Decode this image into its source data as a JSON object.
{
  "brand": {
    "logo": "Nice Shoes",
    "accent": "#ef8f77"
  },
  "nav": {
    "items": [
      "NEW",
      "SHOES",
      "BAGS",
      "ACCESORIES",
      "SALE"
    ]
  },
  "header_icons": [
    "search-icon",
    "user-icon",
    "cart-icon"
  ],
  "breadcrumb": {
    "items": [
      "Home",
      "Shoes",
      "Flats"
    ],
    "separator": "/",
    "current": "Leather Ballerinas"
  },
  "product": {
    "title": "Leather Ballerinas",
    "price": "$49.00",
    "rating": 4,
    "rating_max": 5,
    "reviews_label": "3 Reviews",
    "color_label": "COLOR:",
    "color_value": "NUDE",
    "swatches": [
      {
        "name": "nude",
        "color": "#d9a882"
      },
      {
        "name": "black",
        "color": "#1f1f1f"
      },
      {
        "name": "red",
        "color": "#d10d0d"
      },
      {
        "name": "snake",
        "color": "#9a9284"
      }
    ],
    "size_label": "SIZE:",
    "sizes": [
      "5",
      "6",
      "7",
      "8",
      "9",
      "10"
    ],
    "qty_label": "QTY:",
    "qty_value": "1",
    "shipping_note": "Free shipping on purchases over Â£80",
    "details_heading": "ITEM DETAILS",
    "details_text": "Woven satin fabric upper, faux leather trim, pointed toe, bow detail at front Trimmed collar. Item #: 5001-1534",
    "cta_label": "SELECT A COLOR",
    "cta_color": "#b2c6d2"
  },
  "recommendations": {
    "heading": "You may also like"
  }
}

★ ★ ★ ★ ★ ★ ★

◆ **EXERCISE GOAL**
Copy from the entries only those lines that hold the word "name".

◆ **RESULT BELOW**
        "name": "nude",
        "name": "black",
        "name": "red",
        "name": "snake",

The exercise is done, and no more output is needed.